…Another Army veteran in the race is independent candidate Jack Arnold of Kingston Springs, 38, who just graduated from Vanderbilt Law School. Arnold said he would emphasize changing a campaign finance system that makes lawmakers worry more about fundraising than addressing issues.
…Arnold is the only one of Blackburn’s opponents to report any campaign money to the Federal Election Commission. He’s raised $13,353, a mix of his own funds and some individual contributions, but no PAC money.
Another independent candidate, Leonard Ladner, 58, of Hohenwald, operates his own trucking firm and drives an 18-wheeler. Ladner said Blackburn is “a slick talker” and “a Republican who has been there too long.”
…The other candidate in the race is Ryan Akin, 44, a customer service representative from Bon Aqua who contends “the American way of life is diminishing right and left.”
Akin said his drive to preserve American values would emphasize the primacy of the English language, among other aspects of U.S. culture.
WASHINGTON (AP) — Once upon a time in Congress, compromise between Republicans and Democrats was the norm. And a witty GOP senator named Bob Dole was one of the best practitioners of the art, preferably on a West-facing balcony of the Capitol where he could get sun on his face while lawmaking.
Nearly 16 years after Dole left the Senate to run for president, the balcony is named for him. And the former Kansas senator is half of a pair of leaders being feted in Washington for their century of combined service and for practicing this thing called bipartisanship that seems lost, for now.
“All I know is I don’t have to make a speech,” Dole, 88, said in a telephone interview before the festivities. He said he’s feeling a bit better lately but still suffers from chronic back pain.
Dole’s predecessor as Senate Republican leader, Howard Baker of Tennessee, also was being honored Wednesday night by the non-profit group they helped found, the Bipartisan Policy Center, dedicated to “great moments in compromise by encouraging civil, respectable political discourse between the political parties.”
That sounds quaint after more than a year of divided government mired in standoffs over the nation’s troubled economy and, lately, a selection of long-settled social issues like access to contraception and the Violence Against Women Act. So polarized is Congress in the 2012 election year that centrists like Maine Republican Olympia Snowe and Nebraska Democrat Ben Nelson are fleeing.

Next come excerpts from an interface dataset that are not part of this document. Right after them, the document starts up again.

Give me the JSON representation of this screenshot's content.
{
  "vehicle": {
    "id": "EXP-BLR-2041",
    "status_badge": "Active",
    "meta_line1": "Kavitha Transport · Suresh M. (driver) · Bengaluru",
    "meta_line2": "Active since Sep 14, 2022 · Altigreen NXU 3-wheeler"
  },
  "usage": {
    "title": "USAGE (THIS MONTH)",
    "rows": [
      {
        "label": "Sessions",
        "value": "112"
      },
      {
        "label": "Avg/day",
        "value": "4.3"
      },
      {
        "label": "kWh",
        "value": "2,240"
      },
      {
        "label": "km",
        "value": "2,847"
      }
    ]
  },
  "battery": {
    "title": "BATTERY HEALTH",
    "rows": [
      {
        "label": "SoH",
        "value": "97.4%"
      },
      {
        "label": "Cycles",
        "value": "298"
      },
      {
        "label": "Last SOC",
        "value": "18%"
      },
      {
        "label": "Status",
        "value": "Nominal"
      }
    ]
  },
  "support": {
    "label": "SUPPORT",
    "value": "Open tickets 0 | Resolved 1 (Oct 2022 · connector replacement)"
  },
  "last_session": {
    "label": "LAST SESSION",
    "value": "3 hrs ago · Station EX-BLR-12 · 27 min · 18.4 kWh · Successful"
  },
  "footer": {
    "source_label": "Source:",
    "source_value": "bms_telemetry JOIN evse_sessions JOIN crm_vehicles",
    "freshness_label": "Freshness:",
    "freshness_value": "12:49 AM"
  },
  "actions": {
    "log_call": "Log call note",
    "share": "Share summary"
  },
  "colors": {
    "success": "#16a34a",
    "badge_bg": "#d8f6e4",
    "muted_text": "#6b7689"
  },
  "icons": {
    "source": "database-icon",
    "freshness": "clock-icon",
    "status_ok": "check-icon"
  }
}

In fact, Dole and Baker, both former presidential candidates and veterans of World War II, were at the center of such historic moments of bipartisanship. They could each be conciliators and fierce partisans.
Baker, 86, served in the Senate from 1967 to 1985 and was the senior Republican on the congressional panel investigating Watergate. He is famous for asking the question of his fellow Republicans: “What did the president know and when did he know it?”
His calm demeanor was considered key to passage of the 1978 Panama Canal Treaty, which called for the gradual transfer of the canal to Panama. He served as Senate majority leader from 1981 to 1985.
The equally steady and acerbic Dole was his successor as leader of the Senate Republicans. He developed a reputation in the Senate of valuing thoughtful discussion over incivility in lawmaking, and, wounded in World War II, became a leading advocate for veterans and disabled Americans generally. He was a key to passing the Americans With Disabilities Act in 1990.
“I think the Senate operated more effectively then than it does today,” said Sen. Lamar Alexander, R-Tenn., one of the hosts of the tribute. “But I don’t think it would make much to change it today. It would take a change of behavior rather than a change of rules.”